To be sure that Rico’s language skills were not based on visual prompts, the researchers placed 10 known items in a room, while Rico and his owner waited in another room. The owner asked Rico to go in fetch two randomly chosen items 20 times. Rico correctly fetched 37 out of 40 toys.
When a new toy was placed in the adjacent room with seven other familiar objects, Rico correctly retrieved the unfamiliar item in seven out of 10 sessions.
He was then tested four weeks later to see if he remembered the link between the novel word and the novel item. The learned toy was placed among four completely new toys, and four familiar ones. In three out of six sessions, Rico picked the right one. “This retrieval rate is comparable to the performance of three-year-old toddlers,” write the researchers.
Rico may be an exceptionally bright and studious dog, admits Fischer “If he were human, we would call him a workaholic. He’s so motivated, it’s mind-boggling.”
She also points out that dogs may be a special case in responding to human language because they have co-evolved with humans. But other animals like apes have also shown comprehension.

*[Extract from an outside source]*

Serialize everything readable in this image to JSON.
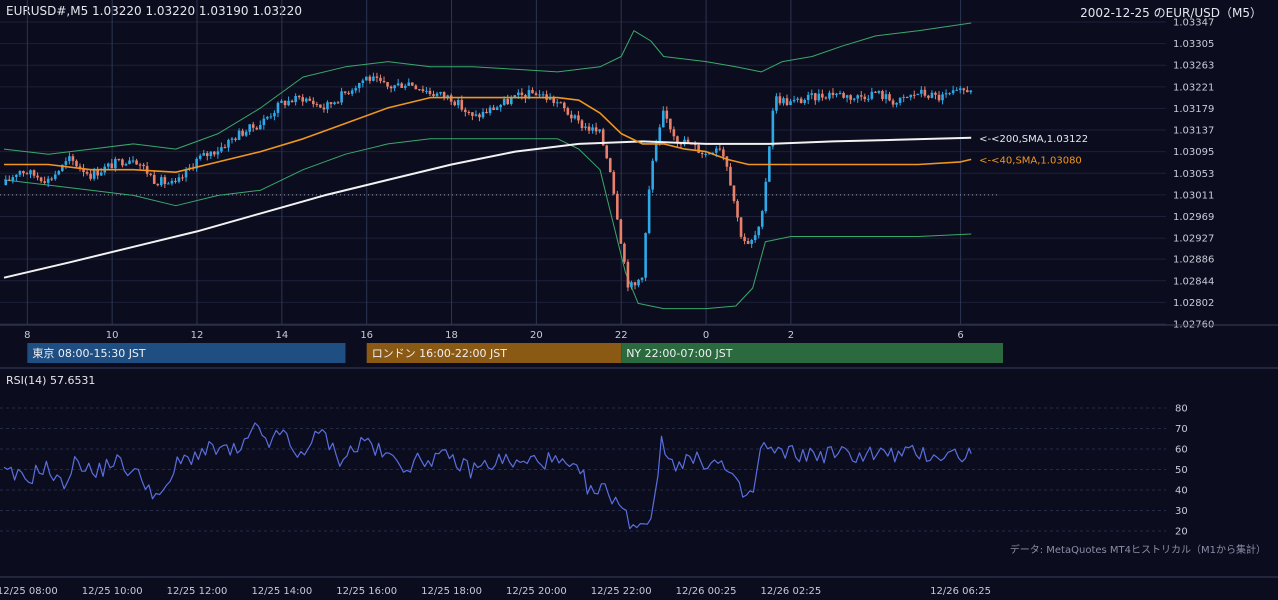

Another factor could be that border collies are working dogs and have been selected to respond to a shepherd’s calls. But despite their word skills, they do not make easy pets, she warns, as they require a lot of exercise and attention.
10/06/2004 Shaoni Bhattacharya, newscientist.com